◆ **Assignment**
Using the listing below, count the lines in which "TERMOMETRO" appears; give the count alone.

◆ **Exercise data**

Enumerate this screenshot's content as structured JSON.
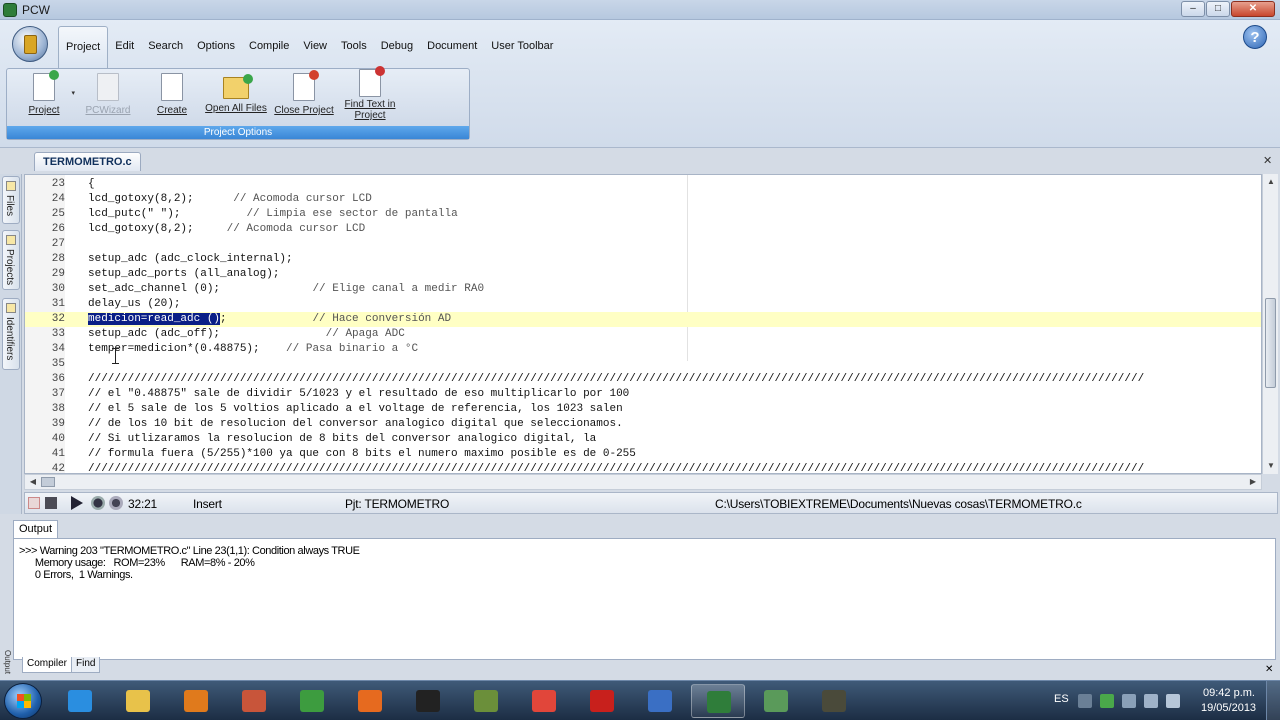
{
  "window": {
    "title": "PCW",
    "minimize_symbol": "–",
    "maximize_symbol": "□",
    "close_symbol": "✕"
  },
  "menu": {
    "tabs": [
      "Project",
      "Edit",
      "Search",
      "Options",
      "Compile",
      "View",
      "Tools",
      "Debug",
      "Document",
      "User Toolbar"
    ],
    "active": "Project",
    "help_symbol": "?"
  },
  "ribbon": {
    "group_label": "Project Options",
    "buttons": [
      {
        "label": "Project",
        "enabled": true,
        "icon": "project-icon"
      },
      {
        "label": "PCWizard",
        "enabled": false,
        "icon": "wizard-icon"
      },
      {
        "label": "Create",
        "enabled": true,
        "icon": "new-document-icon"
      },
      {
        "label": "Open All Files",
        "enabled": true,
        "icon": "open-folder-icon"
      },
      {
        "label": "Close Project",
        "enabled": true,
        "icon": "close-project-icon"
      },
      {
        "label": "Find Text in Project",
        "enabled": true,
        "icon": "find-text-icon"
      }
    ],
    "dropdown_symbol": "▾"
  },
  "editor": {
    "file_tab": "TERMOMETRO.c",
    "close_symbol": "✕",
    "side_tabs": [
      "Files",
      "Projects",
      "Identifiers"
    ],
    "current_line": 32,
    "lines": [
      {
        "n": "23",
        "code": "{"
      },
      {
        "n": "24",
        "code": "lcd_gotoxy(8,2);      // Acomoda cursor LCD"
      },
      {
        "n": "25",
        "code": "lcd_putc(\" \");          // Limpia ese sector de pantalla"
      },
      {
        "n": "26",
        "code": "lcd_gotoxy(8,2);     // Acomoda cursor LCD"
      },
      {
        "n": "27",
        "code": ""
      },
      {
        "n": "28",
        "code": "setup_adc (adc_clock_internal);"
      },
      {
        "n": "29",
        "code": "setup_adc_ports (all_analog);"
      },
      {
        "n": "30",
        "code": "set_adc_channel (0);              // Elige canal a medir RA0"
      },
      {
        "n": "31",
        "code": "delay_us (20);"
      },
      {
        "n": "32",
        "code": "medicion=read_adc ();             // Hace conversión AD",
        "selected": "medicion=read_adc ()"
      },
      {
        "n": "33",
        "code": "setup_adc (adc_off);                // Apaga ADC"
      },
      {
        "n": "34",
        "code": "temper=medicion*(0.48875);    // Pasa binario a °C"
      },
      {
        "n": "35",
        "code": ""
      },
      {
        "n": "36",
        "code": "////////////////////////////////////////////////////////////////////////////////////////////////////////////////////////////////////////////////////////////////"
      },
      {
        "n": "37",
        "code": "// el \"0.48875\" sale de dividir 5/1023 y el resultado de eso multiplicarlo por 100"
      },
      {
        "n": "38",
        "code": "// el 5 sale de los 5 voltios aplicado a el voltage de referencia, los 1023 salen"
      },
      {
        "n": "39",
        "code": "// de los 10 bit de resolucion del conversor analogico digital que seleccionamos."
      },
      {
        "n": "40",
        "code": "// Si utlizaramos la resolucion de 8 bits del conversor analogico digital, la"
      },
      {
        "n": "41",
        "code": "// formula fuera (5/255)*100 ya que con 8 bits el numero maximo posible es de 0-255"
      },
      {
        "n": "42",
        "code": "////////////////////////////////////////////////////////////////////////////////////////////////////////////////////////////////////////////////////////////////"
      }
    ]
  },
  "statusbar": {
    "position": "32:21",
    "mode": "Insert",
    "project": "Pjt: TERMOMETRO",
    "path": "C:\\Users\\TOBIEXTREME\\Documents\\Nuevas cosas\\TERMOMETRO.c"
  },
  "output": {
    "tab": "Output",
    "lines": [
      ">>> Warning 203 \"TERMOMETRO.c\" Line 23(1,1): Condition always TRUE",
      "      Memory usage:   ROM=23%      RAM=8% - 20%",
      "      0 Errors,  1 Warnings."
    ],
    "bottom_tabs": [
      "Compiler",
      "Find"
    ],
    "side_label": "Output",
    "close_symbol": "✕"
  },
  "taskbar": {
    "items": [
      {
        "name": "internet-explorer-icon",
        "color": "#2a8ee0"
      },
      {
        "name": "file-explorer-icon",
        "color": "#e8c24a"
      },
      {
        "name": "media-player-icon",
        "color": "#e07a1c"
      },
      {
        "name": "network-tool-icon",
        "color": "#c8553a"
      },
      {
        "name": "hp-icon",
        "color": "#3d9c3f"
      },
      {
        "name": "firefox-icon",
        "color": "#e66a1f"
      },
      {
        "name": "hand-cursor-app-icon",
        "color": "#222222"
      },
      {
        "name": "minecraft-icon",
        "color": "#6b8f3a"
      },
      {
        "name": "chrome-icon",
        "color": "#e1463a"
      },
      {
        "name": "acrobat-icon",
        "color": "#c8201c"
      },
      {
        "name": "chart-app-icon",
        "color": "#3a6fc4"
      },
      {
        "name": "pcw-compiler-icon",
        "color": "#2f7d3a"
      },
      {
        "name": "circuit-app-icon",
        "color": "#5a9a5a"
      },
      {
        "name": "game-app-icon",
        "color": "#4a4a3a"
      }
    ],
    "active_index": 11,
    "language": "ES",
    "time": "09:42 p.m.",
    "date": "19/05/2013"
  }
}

◆ **Response to this exercise**
4